Focus On: Special Events: Well, Isn't That Special?
Arney Rosenblat is the director of public affairs at the National Multiple Sclerosis Society. Here, she offers some insights into the sometimes tricky world of special-events fundraising.
FundRaising Success: What place do special events have in the fundraising sector?
Arney Rosenblat: Although it is important to diversify, for the National MS Society,approximately half our income is received through special events.
FS: Do you have to be a big organization to hold a special event?
AR: The larger the organization the greater is the possible scope of the special event, but there is no reason why any organization cannot undertake a special event if they so choose.
FS: Are there any types of special events that are better suited for certain missions?
AR: The National MS Society undertook a national Walk as one of our special events, as it permitted our own constituency to take an active role in that event and in the fight against multiple sclerosis.
FS: How easy/difficult is it to retain donors who first gave as the result of a special event?
AR:Often donors first come to an event just because they enjoy doing the event and enjoy the fact that they can “do good” at the same time. To retain donors, we make a special effort to help them appreciate and understand the importance of what they are doing to help people with MS. Often this involves establishing a “partnership” role with someone with the disease if the event participant does not already have a tie to the cause.
FS: Are special events better for producing donors or non-donor supporters?
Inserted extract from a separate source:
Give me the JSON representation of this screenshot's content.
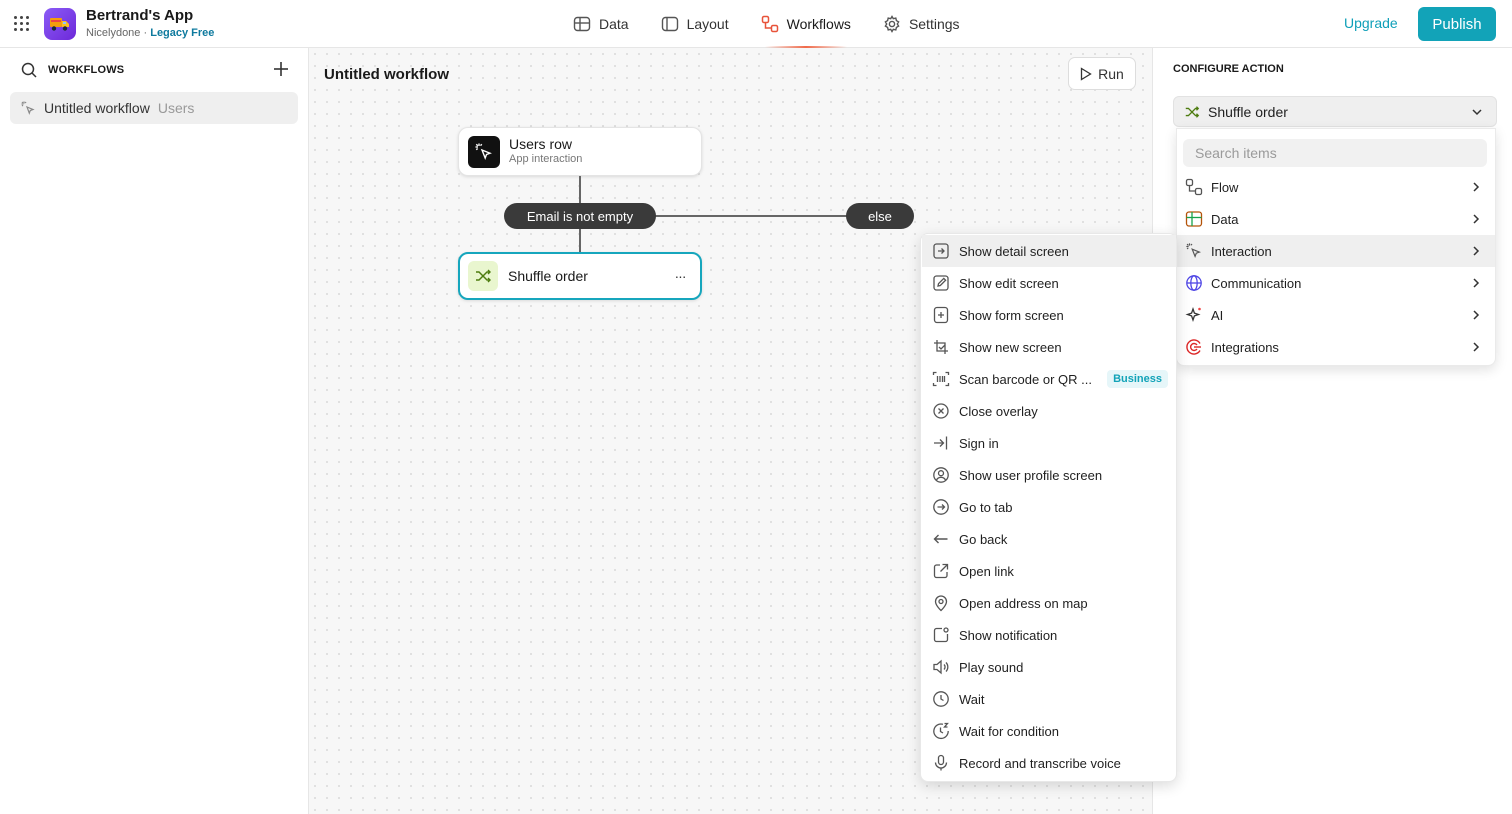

AR: Special events allow for the opportunity to establish relationships with both donors and non-donor supporters. However, when individuals give of their time or provide their products or services, they also serve a very important role in supporting the MS cause and work of the organization.
FS: How is the Internet changing special-events fundraising?
AR: The internet is providing a whole new avenue to garner contributions. The easier an organization makes on-line contributing, the more likely a prospective donor will take advantage of that vehicle.
FS: If an organization has never held a special event before, where does it start?
AR: A Google search is a good way to begin after an organization pulls together a core team of “doers.”
FS Tell us a little about MS Society events.
AR: Society events are very well organized, and planning starts more than a year out. Our events are successful because we combine both mission and fun. To keep costs at less than 16 cents to raise a dollar, however, we have a network of nearly a half million volunteers working at our events across the country.
FS: What are the top things an organization needs to have/know to make its events successful?
AR: Planning — and leave as little to chance as possible.
FS: What surefire ways to produce a flop?
AR: Forget to do the above.
FS: What are some of the unexpected things that can happen?
AR: Weather, and people or equipment not showing up.
FS: The event is over, now what?
AR: Keep the ties with participants so they return the following year.